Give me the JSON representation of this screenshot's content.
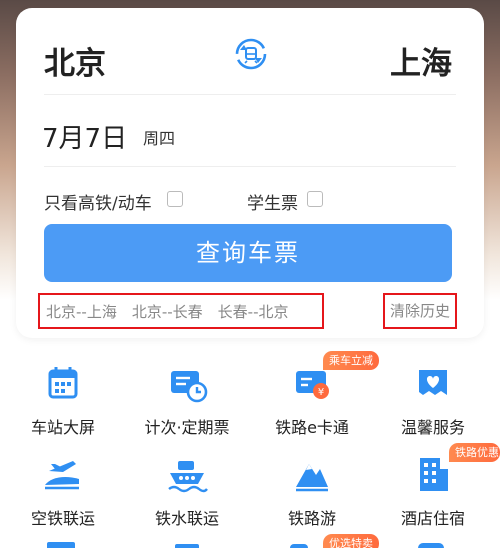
{
  "search": {
    "from_city": "北京",
    "to_city": "上海",
    "date": "7月7日",
    "weekday": "周四",
    "options": [
      {
        "label": "只看高铁/动车",
        "checked": false
      },
      {
        "label": "学生票",
        "checked": false
      }
    ],
    "query_button": "查询车票",
    "history": [
      "北京--上海",
      "北京--长春",
      "长春--北京"
    ],
    "clear_history": "清除历史"
  },
  "services": [
    {
      "label": "车站大屏",
      "icon": "station-screen-icon",
      "badge": ""
    },
    {
      "label": "计次·定期票",
      "icon": "period-ticket-icon",
      "badge": ""
    },
    {
      "label": "铁路e卡通",
      "icon": "e-card-icon",
      "badge": "乘车立减"
    },
    {
      "label": "温馨服务",
      "icon": "care-service-icon",
      "badge": ""
    },
    {
      "label": "空铁联运",
      "icon": "air-rail-icon",
      "badge": ""
    },
    {
      "label": "铁水联运",
      "icon": "rail-water-icon",
      "badge": ""
    },
    {
      "label": "铁路游",
      "icon": "rail-tour-icon",
      "badge": ""
    },
    {
      "label": "酒店住宿",
      "icon": "hotel-icon",
      "badge": "铁路优惠"
    }
  ],
  "partial_row_badge": "优选特卖",
  "colors": {
    "primary": "#4c9bf5",
    "icon_blue": "#2f8ff2",
    "badge_orange": "#ff7a45",
    "highlight_red": "#e5161b"
  }
}
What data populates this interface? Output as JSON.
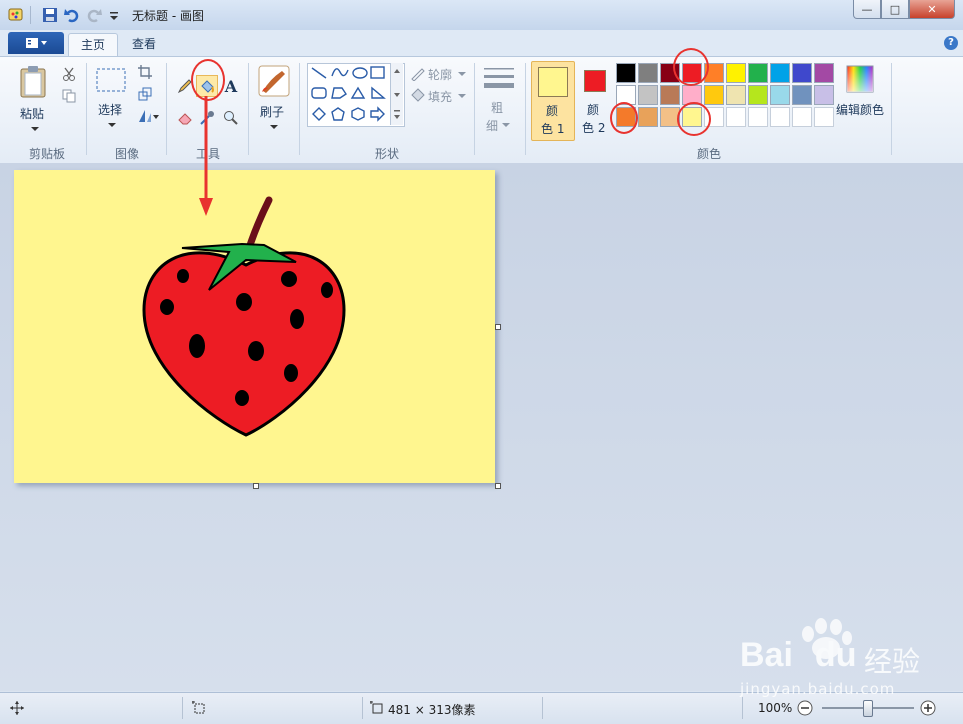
{
  "window": {
    "title": "无标题 - 画图",
    "controls": {
      "minimize": "—",
      "maximize": "□",
      "close": "✕"
    }
  },
  "tabs": [
    {
      "label": "主页",
      "active": true
    },
    {
      "label": "查看",
      "active": false
    }
  ],
  "help_label": "?",
  "ribbon": {
    "clipboard": {
      "paste_label": "粘贴",
      "group_label": "剪贴板"
    },
    "image": {
      "select_label": "选择",
      "group_label": "图像"
    },
    "tools": {
      "text_tool_glyph": "A",
      "group_label": "工具"
    },
    "brushes": {
      "label": "刷子"
    },
    "shapes": {
      "outline_label": "轮廓",
      "fill_label": "填充",
      "group_label": "形状"
    },
    "size": {
      "label_line1": "粗",
      "label_line2": "细"
    },
    "colors": {
      "color1": {
        "label_line1": "颜",
        "label_line2": "色 1",
        "value": "#fff68f"
      },
      "color2": {
        "label_line1": "颜",
        "label_line2": "色 2",
        "value": "#ed1c24"
      },
      "row1": [
        "#000000",
        "#7f7f7f",
        "#880015",
        "#ed1c24",
        "#ff7f27",
        "#fff200",
        "#22b14c",
        "#00a2e8",
        "#3f48cc",
        "#a349a4"
      ],
      "row2": [
        "#ffffff",
        "#c3c3c3",
        "#b97a57",
        "#ffaec9",
        "#ffc90e",
        "#efe4b0",
        "#b5e61d",
        "#99d9ea",
        "#7092be",
        "#c8bfe7"
      ],
      "row3": [
        "#f47a2a",
        "#e8a25a",
        "#f3c087",
        "#fff68f",
        "",
        "",
        "",
        "",
        "",
        ""
      ],
      "edit_label": "编辑颜色",
      "group_label": "颜色"
    }
  },
  "canvas": {
    "background": "#fff68f",
    "strawberry_color": "#ed1c24",
    "leaf_color": "#22b14c"
  },
  "status": {
    "size_text": "481 × 313像素",
    "zoom_text": "100%",
    "zoom_fraction": 0.5
  },
  "annotation_color": "#e8332f",
  "watermark": {
    "brand": "Bai",
    "brand2": "du",
    "cn": "经验",
    "url": "jingyan.baidu.com"
  }
}
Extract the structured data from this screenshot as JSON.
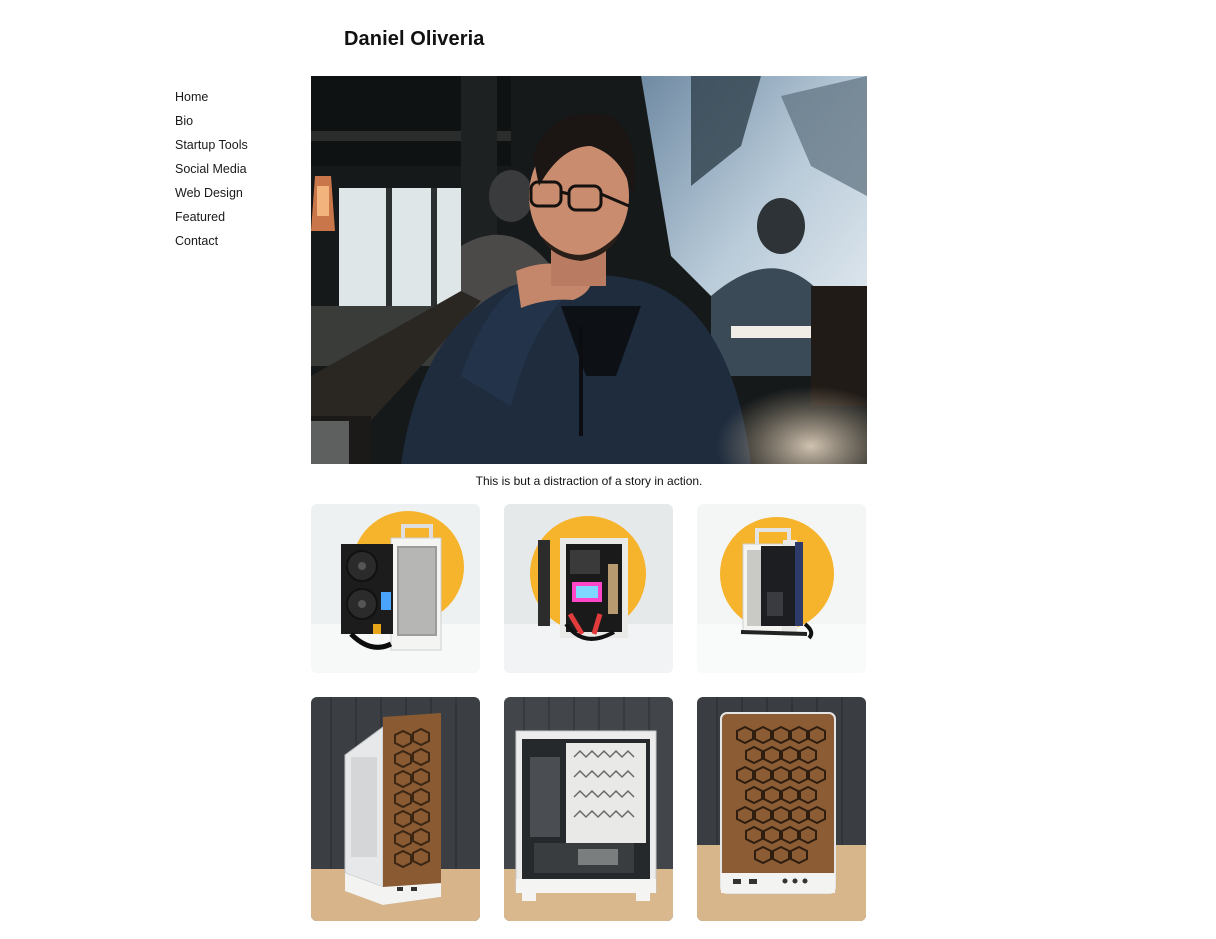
{
  "site": {
    "title": "Daniel Oliveria"
  },
  "nav": {
    "items": [
      {
        "label": "Home"
      },
      {
        "label": "Bio"
      },
      {
        "label": "Startup Tools"
      },
      {
        "label": "Social Media"
      },
      {
        "label": "Web Design"
      },
      {
        "label": "Featured"
      },
      {
        "label": "Contact"
      }
    ]
  },
  "hero": {
    "caption": "This is but a distraction of a story in action."
  },
  "gallery": {
    "colors": {
      "accent_circle": "#f6b32c",
      "studio_bg": "#eef1f1",
      "wood": "#8a5a33",
      "wall": "#3b3f44",
      "table": "#d7b48a"
    }
  }
}
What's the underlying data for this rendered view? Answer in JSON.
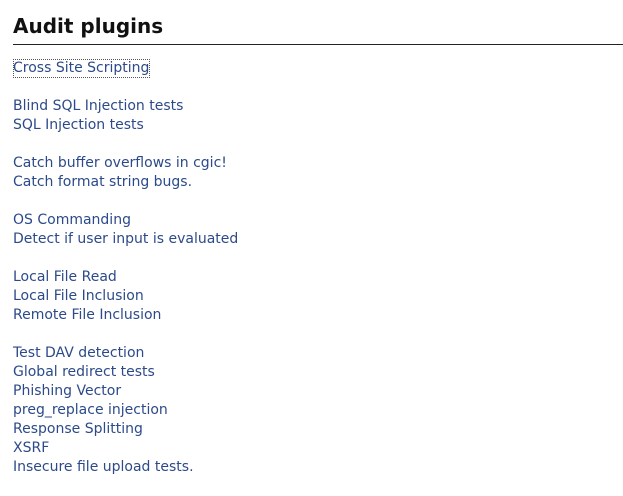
{
  "title": "Audit plugins",
  "groups": [
    {
      "items": [
        "Cross Site Scripting"
      ]
    },
    {
      "items": [
        "Blind SQL Injection tests",
        "SQL Injection tests"
      ]
    },
    {
      "items": [
        "Catch buffer overflows in cgic!",
        "Catch format string bugs."
      ]
    },
    {
      "items": [
        "OS Commanding",
        "Detect if user input is evaluated"
      ]
    },
    {
      "items": [
        "Local File Read",
        "Local File Inclusion",
        "Remote File Inclusion"
      ]
    },
    {
      "items": [
        "Test DAV detection",
        "Global redirect tests",
        "Phishing Vector",
        "preg_replace injection",
        "Response Splitting",
        "XSRF",
        "Insecure file upload tests."
      ]
    }
  ],
  "link_color": "#2c4a8a"
}
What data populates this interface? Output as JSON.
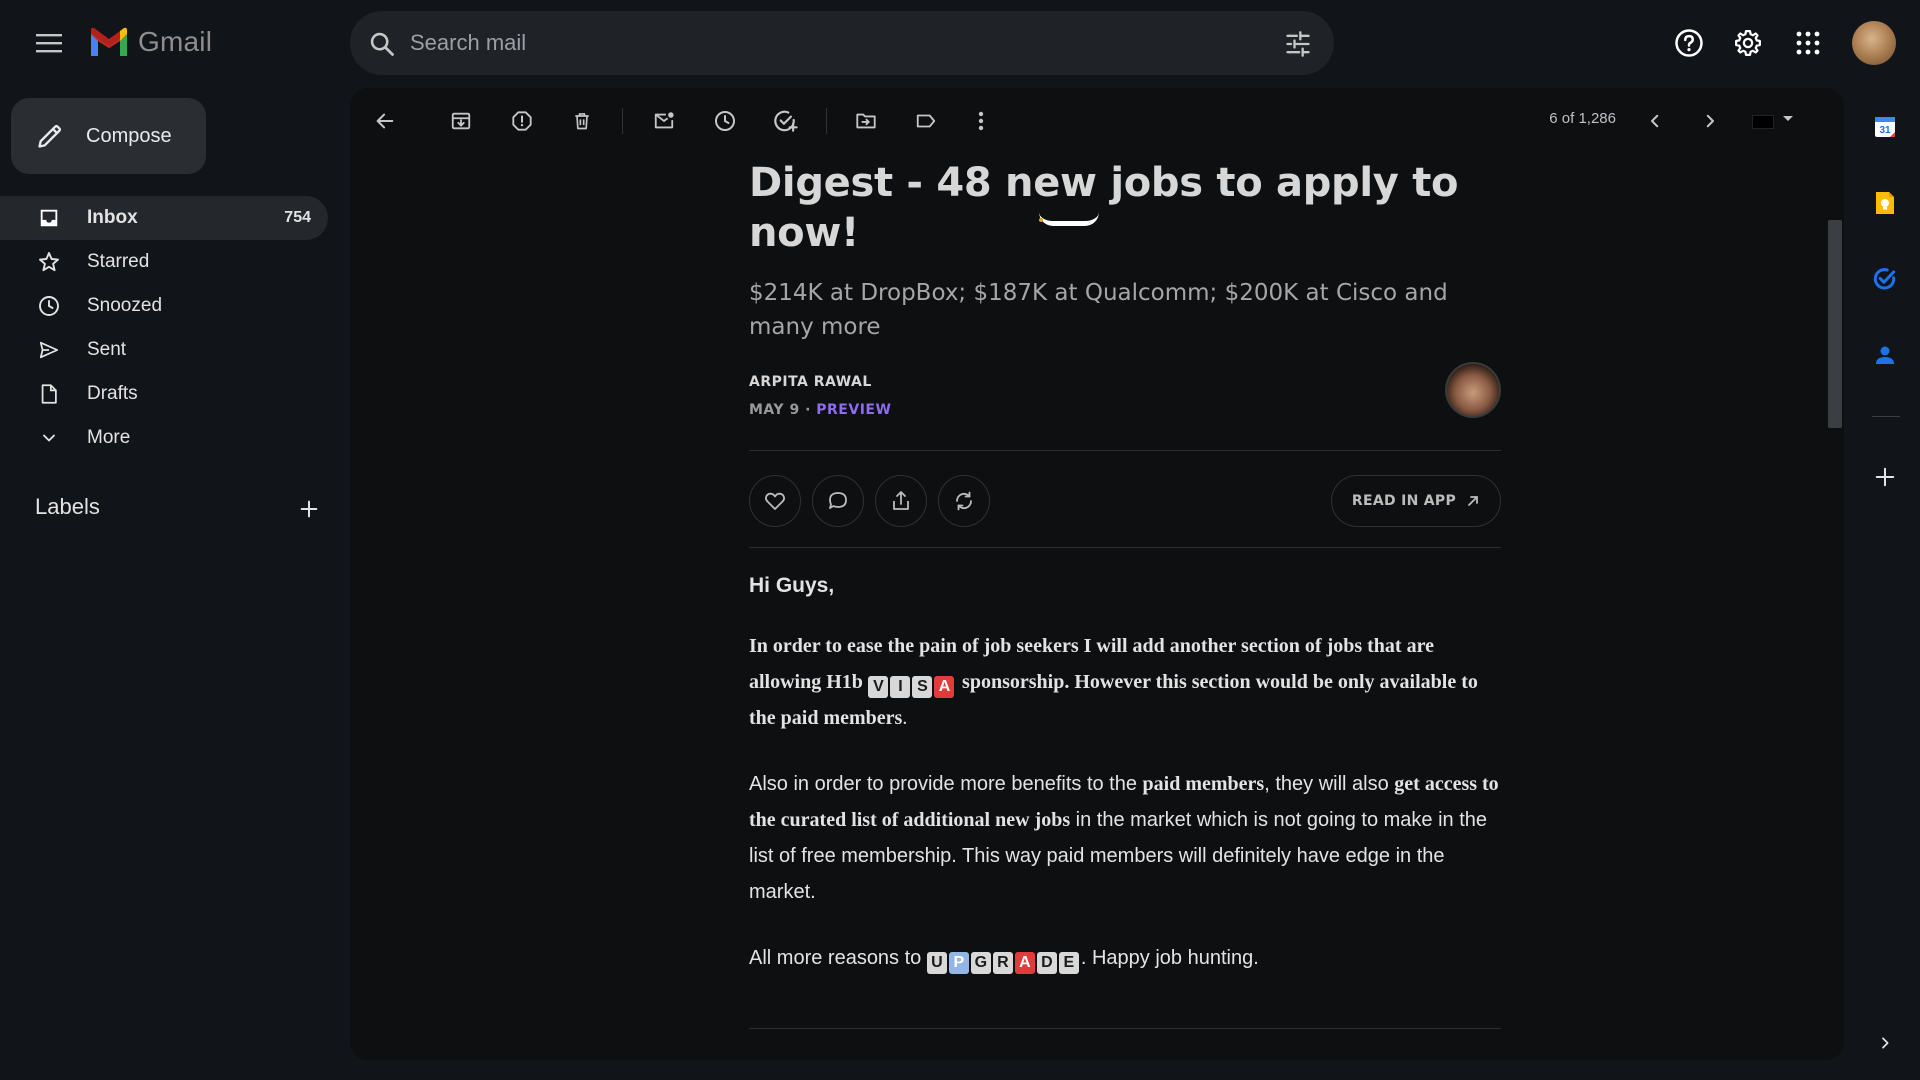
{
  "app": {
    "name": "Gmail"
  },
  "search": {
    "placeholder": "Search mail"
  },
  "compose": {
    "label": "Compose"
  },
  "nav": [
    {
      "label": "Inbox",
      "count": "754",
      "icon": "inbox-icon",
      "active": true
    },
    {
      "label": "Starred",
      "count": "",
      "icon": "star-icon"
    },
    {
      "label": "Snoozed",
      "count": "",
      "icon": "clock-icon"
    },
    {
      "label": "Sent",
      "count": "",
      "icon": "send-icon"
    },
    {
      "label": "Drafts",
      "count": "",
      "icon": "draft-icon"
    },
    {
      "label": "More",
      "count": "",
      "icon": "chevron-down-icon"
    }
  ],
  "labels": {
    "title": "Labels"
  },
  "toolbar": {
    "pager": "6 of 1,286",
    "icons": [
      "back-icon",
      "archive-icon",
      "report-spam-icon",
      "delete-icon",
      "mark-unread-icon",
      "snooze-icon",
      "add-task-icon",
      "move-to-icon",
      "label-icon",
      "more-vert-icon",
      "prev-icon",
      "next-icon"
    ]
  },
  "email": {
    "title": "Digest - 48 new jobs to apply to now!",
    "subtitle": "$214K at DropBox; $187K at Qualcomm; $200K at Cisco and many more",
    "author": "ARPITA RAWAL",
    "date": "MAY 9",
    "dot": "·",
    "preview": "PREVIEW",
    "read_in_app": "READ IN APP",
    "greeting": "Hi Guys,",
    "p1": {
      "a": "In order to ease the pain of job seekers I will add another section of jobs that are allowing H1b",
      "tiles": [
        "V",
        "I",
        "S",
        "A"
      ],
      "b": "sponsorship",
      "c": ". However this section would be only available to the paid members",
      "d": "."
    },
    "p2": {
      "a": "Also in order to provide more benefits to the ",
      "b": "paid members",
      "c": ", they will also ",
      "d": "get access to the curated list of additional new jobs",
      "e": " in the market which is not going to make in the list of free membership. This way paid members will definitely have edge in the market."
    },
    "p3": {
      "a": "All more reasons to ",
      "tiles": [
        "U",
        "P",
        "G",
        "R",
        "A",
        "D",
        "E"
      ],
      "b": ". Happy job hunting."
    }
  },
  "colors": {
    "accent_preview": "#8d6cf0",
    "background": "#111418",
    "pane": "#0d0f11"
  }
}
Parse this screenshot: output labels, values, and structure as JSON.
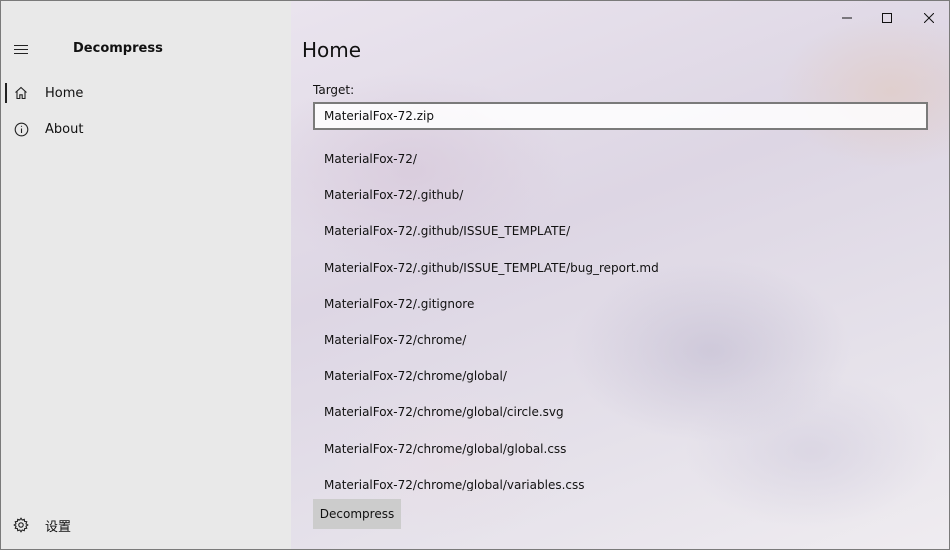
{
  "window": {
    "app_title": "Decompress"
  },
  "sidebar": {
    "items": [
      {
        "label": "Home",
        "icon": "home-icon"
      },
      {
        "label": "About",
        "icon": "info-icon"
      }
    ],
    "settings_label": "设置"
  },
  "main": {
    "title": "Home",
    "target_label": "Target:",
    "target_value": "MaterialFox-72.zip",
    "files": [
      "MaterialFox-72/",
      "MaterialFox-72/.github/",
      "MaterialFox-72/.github/ISSUE_TEMPLATE/",
      "MaterialFox-72/.github/ISSUE_TEMPLATE/bug_report.md",
      "MaterialFox-72/.gitignore",
      "MaterialFox-72/chrome/",
      "MaterialFox-72/chrome/global/",
      "MaterialFox-72/chrome/global/circle.svg",
      "MaterialFox-72/chrome/global/global.css",
      "MaterialFox-72/chrome/global/variables.css"
    ],
    "decompress_label": "Decompress"
  }
}
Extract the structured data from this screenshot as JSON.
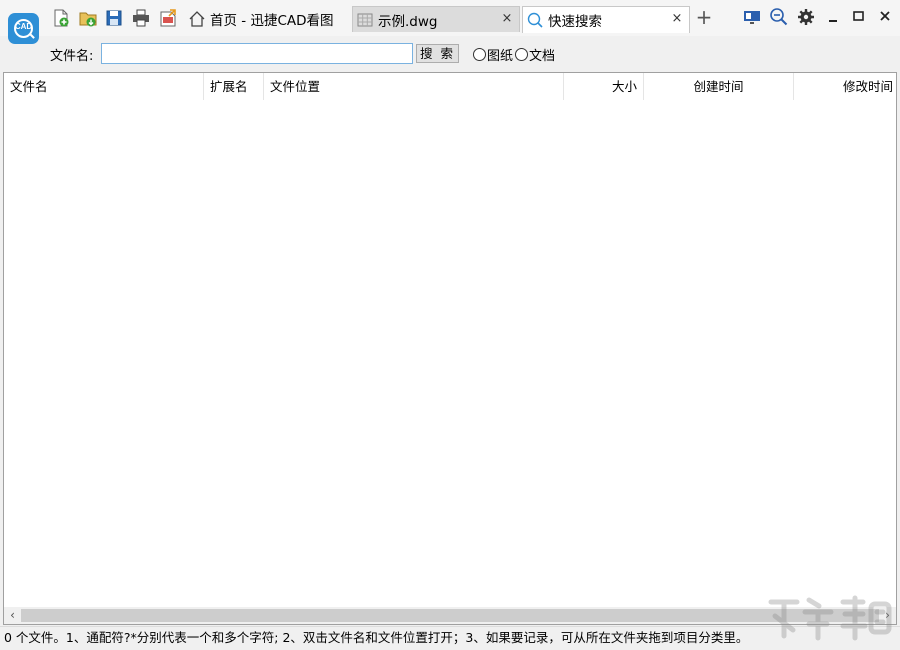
{
  "app": {
    "logo_text": "CAD",
    "brand_color": "#2e8fd6"
  },
  "quick_access": {
    "icons": [
      "new-file-icon",
      "open-file-icon",
      "save-icon",
      "print-icon",
      "export-icon"
    ]
  },
  "tabs": [
    {
      "label": "首页 - 迅捷CAD看图",
      "icon": "home-icon",
      "active": false,
      "closable": false
    },
    {
      "label": "示例.dwg",
      "icon": "grid-icon",
      "active": false,
      "closable": true
    },
    {
      "label": "快速搜索",
      "icon": "search-icon",
      "active": true,
      "closable": true
    }
  ],
  "tab_close_symbol": "×",
  "tab_add_symbol": "+",
  "window_controls": {
    "icons": [
      "display-mode-icon",
      "zoom-out-icon",
      "settings-gear-icon",
      "minimize-icon",
      "maximize-icon",
      "close-icon"
    ]
  },
  "search": {
    "label": "文件名:",
    "input_value": "",
    "button_label": "搜 索",
    "options": [
      {
        "label": "图纸",
        "selected": false
      },
      {
        "label": "文档",
        "selected": false
      }
    ]
  },
  "table": {
    "columns": [
      "文件名",
      "扩展名",
      "文件位置",
      "大小",
      "创建时间",
      "修改时间"
    ],
    "rows": []
  },
  "scrollbar": {
    "left_arrow": "‹",
    "right_arrow": "›"
  },
  "status_bar": {
    "text": "0 个文件。1、通配符?*分别代表一个和多个字符; 2、双击文件名和文件位置打开；3、如果要记录，可从所在文件夹拖到项目分类里。"
  }
}
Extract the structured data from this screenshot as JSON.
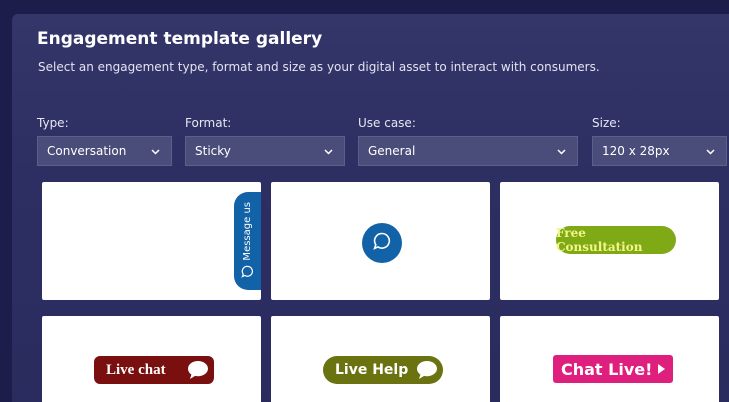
{
  "header": {
    "title": "Engagement template gallery",
    "subtitle": "Select an engagement type, format and size as your digital asset to interact with consumers."
  },
  "filters": {
    "type": {
      "label": "Type:",
      "value": "Conversation"
    },
    "format": {
      "label": "Format:",
      "value": "Sticky"
    },
    "use_case": {
      "label": "Use case:",
      "value": "General"
    },
    "size": {
      "label": "Size:",
      "value": "120 x 28px"
    }
  },
  "templates": [
    {
      "label": "Message us",
      "style": "vertical-side-tab",
      "color": "#1262a8",
      "icon": "chat-bubble-icon"
    },
    {
      "label": "",
      "style": "circle-icon-button",
      "color": "#1262a8",
      "icon": "chat-bubble-icon"
    },
    {
      "label": "Free Consultation",
      "style": "pill",
      "color": "#7faa16"
    },
    {
      "label": "Live chat",
      "style": "rounded",
      "color": "#7a0f0f",
      "icon": "speech-bubble-icon"
    },
    {
      "label": "Live Help",
      "style": "pill",
      "color": "#6b7310",
      "icon": "speech-bubble-icon"
    },
    {
      "label": "Chat Live!",
      "style": "rect",
      "color": "#df1f7d",
      "icon": "play-arrow-icon"
    }
  ],
  "colors": {
    "background": "#1c1d4a",
    "panel": "#2d2f63",
    "select_bg": "#4a4c7a"
  }
}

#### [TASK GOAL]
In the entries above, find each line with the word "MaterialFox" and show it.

#### [SOLUTION TO THIS PROBLEM]
    "target_value": "MaterialFox-72.zip",
      "MaterialFox-72/",
      "MaterialFox-72/.github/",
      "MaterialFox-72/.github/ISSUE_TEMPLATE/",
      "MaterialFox-72/.github/ISSUE_TEMPLATE/bug_report.md",
      "MaterialFox-72/.gitignore",
      "MaterialFox-72/chrome/",
      "MaterialFox-72/chrome/global/",
      "MaterialFox-72/chrome/global/circle.svg",
      "MaterialFox-72/chrome/global/global.css",
      "MaterialFox-72/chrome/global/variables.css"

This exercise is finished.